- What the exercise asks -
Go through the records and count the lines where the string "legend" occurs. Reply with the number only.

[Recorded information — start]

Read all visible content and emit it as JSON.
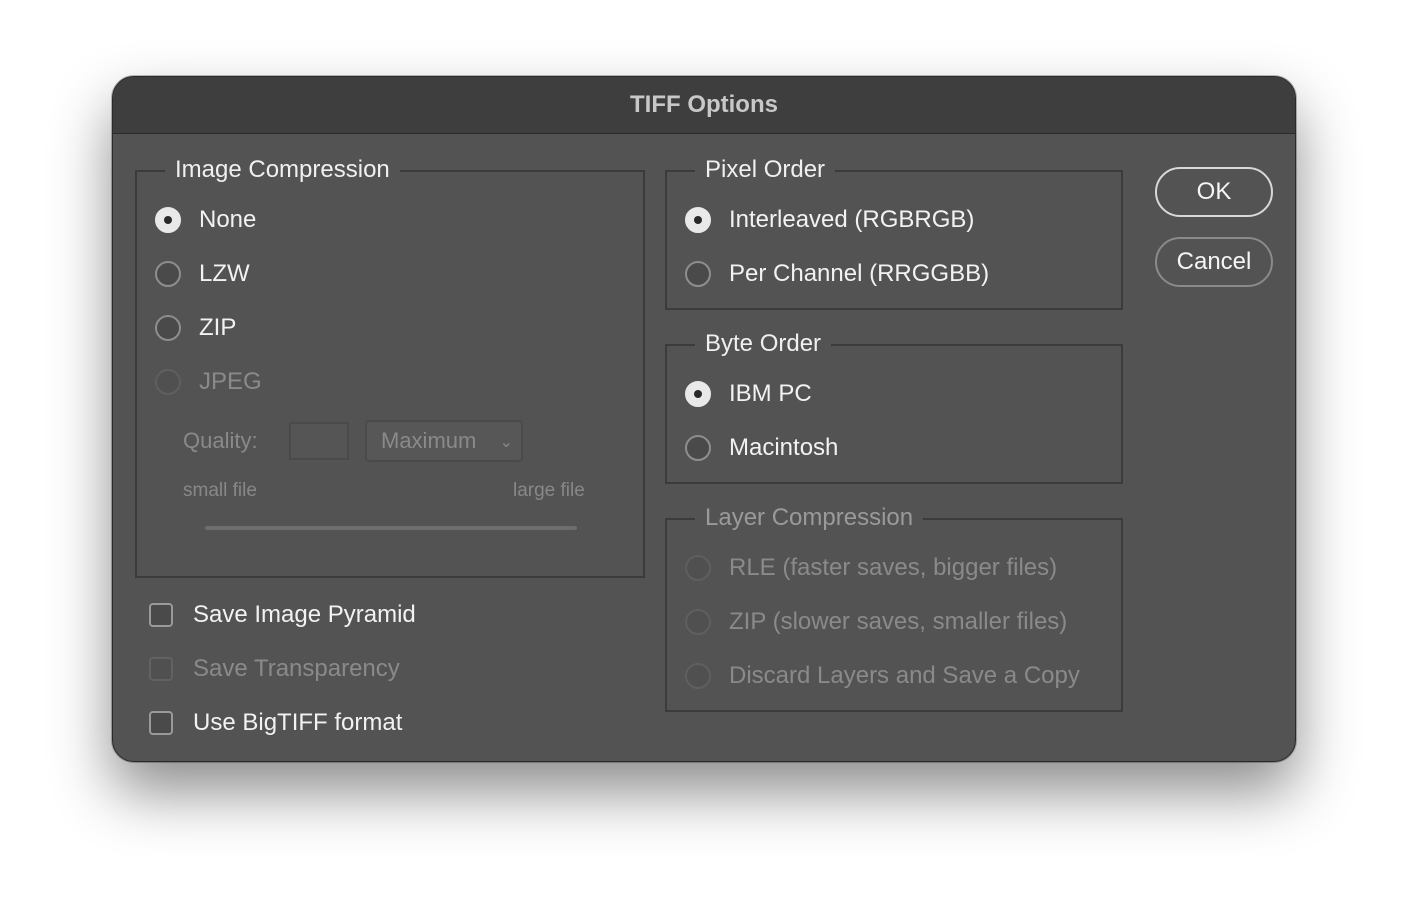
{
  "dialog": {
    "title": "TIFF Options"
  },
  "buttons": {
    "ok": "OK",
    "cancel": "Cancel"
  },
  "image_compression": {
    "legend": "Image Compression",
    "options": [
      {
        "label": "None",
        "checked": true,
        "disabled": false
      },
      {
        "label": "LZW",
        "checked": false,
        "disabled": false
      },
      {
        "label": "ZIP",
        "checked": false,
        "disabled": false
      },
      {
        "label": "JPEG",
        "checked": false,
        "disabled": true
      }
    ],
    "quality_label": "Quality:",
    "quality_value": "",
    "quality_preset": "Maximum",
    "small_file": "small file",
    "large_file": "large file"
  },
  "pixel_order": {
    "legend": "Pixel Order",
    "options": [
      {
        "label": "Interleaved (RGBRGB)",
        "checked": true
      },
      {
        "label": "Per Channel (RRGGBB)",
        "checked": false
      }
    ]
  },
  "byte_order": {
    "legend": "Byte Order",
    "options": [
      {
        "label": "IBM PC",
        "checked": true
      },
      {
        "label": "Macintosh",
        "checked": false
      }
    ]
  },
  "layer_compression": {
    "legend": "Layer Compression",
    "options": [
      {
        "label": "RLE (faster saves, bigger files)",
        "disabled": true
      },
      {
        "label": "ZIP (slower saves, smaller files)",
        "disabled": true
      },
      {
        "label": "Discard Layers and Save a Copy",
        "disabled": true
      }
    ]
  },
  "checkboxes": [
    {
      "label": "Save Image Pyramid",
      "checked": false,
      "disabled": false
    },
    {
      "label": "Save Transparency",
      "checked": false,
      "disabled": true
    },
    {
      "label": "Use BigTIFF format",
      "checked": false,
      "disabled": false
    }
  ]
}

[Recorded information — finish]
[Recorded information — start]

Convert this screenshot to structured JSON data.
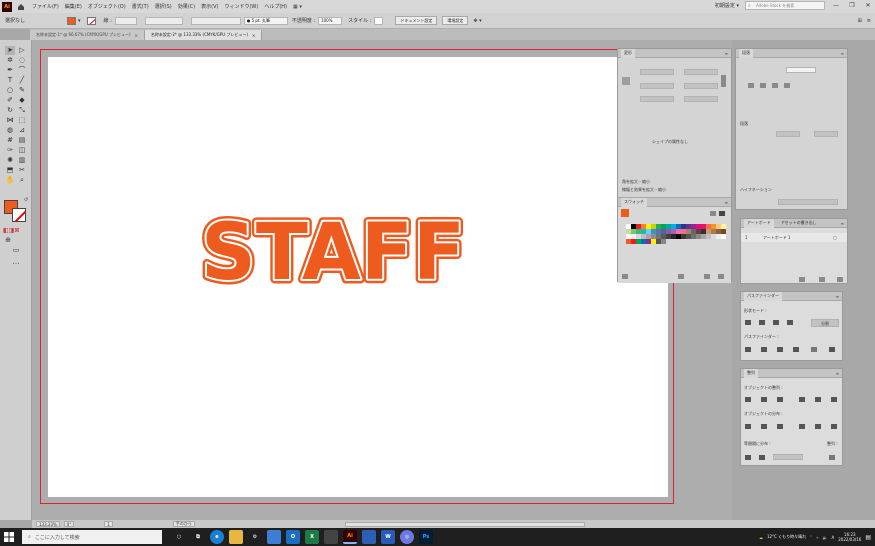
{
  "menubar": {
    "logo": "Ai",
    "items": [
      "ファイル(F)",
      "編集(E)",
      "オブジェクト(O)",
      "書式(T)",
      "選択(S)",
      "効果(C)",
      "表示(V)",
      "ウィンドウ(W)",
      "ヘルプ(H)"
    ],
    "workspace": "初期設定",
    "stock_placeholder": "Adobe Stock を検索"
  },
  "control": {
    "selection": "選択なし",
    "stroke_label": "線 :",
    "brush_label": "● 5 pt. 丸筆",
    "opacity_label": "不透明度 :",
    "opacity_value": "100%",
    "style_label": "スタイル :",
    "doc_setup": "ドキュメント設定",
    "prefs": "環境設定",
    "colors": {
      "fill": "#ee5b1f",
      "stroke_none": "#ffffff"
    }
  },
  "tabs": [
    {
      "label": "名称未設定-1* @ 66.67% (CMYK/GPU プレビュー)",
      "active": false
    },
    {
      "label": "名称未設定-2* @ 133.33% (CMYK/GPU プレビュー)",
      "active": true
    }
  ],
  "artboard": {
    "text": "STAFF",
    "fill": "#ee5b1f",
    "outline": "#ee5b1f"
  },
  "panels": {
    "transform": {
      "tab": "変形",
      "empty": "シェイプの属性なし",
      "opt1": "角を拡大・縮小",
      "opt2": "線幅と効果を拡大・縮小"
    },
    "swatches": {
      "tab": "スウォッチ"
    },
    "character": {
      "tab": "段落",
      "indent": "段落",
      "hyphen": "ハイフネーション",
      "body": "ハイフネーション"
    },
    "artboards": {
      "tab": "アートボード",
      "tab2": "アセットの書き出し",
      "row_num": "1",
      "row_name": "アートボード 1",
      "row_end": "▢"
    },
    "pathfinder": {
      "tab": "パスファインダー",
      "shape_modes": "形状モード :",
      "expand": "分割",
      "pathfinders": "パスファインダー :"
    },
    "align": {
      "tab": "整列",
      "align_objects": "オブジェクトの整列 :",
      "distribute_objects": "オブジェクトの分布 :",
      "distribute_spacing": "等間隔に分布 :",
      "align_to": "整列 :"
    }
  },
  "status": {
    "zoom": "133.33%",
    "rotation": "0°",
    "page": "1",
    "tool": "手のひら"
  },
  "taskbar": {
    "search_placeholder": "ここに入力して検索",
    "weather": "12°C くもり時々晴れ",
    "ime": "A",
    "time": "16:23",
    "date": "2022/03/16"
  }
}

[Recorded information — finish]

- Response -
4